Q: Presidents on both the left and the right have admired Jefferson. Do you think this partly reflects a common ground all people who have held the office feel with each other? One thinks of George Bush the first invoking, of all people, Harry Truman when he ran for reelection in 1992. What role do you think simple presidential “camaraderie” plays in so many presidents’ reverence for Jefferson?
RR crop A: The portraiture that graces the White House Cabinet Room may or may not mean a lot, but presidents do decide which of their predecessors to hang in this stately location. The one president every chief executive from Reagan through Obama has seen fit to feature here is Thomas Jefferson. He has been used in multiple State of the Union addresses, and the Jefferson Memorial has been the backdrop for many presidential announcements. The “camaraderie” modern presidents feel probably relates to two things: Jefferson as the author of the Declaration of Independence—the nation’s “long form” birth certificate—and Jefferson as the emotive proponent of the moral principles that have come to define the American national identity.
Q: Unlike Europe, the U.S. does not have a long history of celebrating its public intellectuals, and yet Jefferson’s appeal is extremely broad, reaching all strata of society.
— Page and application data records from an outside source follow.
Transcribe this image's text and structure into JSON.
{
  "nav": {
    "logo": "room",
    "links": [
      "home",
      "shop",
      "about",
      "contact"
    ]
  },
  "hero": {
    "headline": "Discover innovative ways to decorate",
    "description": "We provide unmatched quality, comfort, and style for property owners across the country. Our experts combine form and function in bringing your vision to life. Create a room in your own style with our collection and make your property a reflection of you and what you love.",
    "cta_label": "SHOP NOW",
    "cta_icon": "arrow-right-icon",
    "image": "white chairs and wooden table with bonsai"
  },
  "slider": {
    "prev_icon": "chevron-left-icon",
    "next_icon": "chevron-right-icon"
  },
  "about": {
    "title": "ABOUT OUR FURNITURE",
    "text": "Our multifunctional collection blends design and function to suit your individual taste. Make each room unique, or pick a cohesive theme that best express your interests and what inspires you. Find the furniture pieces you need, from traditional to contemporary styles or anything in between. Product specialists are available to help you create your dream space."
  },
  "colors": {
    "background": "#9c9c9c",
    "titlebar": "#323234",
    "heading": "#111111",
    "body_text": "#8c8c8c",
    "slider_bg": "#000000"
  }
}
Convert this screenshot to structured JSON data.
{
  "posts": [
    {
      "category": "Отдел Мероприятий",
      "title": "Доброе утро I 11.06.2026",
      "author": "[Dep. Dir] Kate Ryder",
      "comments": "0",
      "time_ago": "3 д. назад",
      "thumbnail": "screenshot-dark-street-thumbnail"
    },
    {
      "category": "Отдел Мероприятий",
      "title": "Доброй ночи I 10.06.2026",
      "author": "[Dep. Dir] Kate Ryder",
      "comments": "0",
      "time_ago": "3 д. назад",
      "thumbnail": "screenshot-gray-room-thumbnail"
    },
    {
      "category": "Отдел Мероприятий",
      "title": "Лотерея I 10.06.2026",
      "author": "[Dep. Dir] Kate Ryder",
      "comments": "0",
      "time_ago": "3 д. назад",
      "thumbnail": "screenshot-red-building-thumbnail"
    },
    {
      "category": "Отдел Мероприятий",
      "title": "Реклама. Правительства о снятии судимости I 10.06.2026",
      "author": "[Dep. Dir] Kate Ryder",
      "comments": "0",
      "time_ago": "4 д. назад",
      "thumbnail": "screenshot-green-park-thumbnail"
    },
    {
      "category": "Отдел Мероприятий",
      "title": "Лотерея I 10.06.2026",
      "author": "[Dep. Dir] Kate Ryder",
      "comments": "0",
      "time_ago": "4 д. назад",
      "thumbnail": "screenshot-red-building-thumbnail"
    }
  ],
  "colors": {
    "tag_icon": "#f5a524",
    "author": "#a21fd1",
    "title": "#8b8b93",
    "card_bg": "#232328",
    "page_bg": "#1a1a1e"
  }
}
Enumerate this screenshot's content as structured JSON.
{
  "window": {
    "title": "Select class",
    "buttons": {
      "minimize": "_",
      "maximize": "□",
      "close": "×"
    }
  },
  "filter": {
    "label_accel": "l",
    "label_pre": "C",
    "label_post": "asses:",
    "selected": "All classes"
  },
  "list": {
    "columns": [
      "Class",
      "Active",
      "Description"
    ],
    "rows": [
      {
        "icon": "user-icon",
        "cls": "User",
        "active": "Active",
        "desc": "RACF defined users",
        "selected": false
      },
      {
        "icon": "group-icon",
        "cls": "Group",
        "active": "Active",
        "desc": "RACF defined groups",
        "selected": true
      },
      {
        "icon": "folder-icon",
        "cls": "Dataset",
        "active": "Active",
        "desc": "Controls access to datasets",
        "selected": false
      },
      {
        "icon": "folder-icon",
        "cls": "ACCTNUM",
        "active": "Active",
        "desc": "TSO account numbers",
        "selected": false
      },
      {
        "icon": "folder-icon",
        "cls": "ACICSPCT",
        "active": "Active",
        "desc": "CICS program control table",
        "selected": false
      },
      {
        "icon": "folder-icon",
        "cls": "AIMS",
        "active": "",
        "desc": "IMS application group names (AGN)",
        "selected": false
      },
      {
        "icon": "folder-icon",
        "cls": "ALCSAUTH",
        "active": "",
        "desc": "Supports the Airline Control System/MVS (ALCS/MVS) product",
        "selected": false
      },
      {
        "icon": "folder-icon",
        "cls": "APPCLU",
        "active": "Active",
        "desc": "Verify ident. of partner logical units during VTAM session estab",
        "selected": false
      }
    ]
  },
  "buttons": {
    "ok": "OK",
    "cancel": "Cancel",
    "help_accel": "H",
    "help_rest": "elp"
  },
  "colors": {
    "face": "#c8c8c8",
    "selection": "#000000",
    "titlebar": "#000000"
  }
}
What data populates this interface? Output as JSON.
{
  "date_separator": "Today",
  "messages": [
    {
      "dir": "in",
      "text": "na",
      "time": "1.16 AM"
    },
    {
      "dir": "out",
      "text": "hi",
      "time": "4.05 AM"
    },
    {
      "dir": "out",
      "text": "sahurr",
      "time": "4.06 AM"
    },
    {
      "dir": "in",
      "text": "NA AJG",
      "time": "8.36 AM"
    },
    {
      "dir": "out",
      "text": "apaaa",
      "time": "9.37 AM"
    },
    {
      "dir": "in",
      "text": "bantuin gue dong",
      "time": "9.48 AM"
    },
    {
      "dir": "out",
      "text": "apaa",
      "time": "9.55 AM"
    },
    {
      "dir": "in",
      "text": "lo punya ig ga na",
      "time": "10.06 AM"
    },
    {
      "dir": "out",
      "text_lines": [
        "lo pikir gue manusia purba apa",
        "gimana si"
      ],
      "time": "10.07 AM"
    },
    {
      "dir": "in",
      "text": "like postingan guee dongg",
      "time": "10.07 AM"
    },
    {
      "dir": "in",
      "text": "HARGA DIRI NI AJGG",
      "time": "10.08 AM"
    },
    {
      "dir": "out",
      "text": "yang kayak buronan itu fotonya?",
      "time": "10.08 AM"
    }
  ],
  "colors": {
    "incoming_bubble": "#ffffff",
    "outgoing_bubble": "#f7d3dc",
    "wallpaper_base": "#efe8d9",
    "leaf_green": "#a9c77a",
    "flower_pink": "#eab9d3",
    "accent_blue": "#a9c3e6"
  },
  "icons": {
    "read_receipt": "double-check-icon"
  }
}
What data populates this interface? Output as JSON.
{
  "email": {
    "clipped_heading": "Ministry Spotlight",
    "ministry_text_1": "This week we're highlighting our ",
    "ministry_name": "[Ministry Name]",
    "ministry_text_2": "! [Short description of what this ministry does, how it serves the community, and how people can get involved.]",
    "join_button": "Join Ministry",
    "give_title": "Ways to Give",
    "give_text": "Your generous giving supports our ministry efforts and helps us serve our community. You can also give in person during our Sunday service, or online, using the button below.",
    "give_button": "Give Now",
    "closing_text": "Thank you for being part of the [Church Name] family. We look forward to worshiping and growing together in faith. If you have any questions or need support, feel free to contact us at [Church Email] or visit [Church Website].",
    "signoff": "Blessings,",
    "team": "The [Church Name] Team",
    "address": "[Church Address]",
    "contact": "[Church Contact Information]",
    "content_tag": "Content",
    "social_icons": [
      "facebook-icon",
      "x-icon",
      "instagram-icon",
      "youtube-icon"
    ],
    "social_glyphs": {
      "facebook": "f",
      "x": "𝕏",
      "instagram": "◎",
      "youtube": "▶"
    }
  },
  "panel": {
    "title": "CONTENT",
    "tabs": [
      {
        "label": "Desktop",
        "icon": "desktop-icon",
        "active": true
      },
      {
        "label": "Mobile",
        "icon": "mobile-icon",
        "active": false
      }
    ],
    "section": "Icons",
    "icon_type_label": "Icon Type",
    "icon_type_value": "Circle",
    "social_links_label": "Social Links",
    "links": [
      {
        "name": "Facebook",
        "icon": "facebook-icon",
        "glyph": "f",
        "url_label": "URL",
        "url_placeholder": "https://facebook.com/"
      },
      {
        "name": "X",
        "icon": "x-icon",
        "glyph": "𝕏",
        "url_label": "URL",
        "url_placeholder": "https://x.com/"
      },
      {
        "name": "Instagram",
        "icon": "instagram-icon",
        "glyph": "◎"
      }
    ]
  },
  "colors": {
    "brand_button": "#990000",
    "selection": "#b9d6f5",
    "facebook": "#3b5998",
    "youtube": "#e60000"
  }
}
Do you find this unusual for a man prized for his mind at least as much for his actions—and can you shed any light on why this might be?
A: As a famous bibliophile, as an expressive letter writer whose body or correspondence has been published in large, accessible volumes, Jefferson exhibits an amazing curiosity about such areas of human endeavor as architecture, botany, classical thought, and the history of language. He was global in his concerns, asking knowledgeable others about a Siberian expedition or owning a copy of the Koran. So, it is not surprising that he should continue to draw international scholars as well as political thinkers to the body of his work and his descriptions of the world around him. In Democracy’s Muse, I write about how Mikhail Gorbachev said that a college text he had held onto, which explained Jefferson’s political principles, affected him deeply as he contemplated reform in the Soviet Union in the 1980s. Jefferson’s appeal is his ability to combine a concern with the human spirit with a belief in the power of the educated individual.
Democracy’s Muse: How Thomas Jefferson Became an FDR Liberal, a Reagan Republican, and a Tea Party Fanatic, All While Being Dead is available now.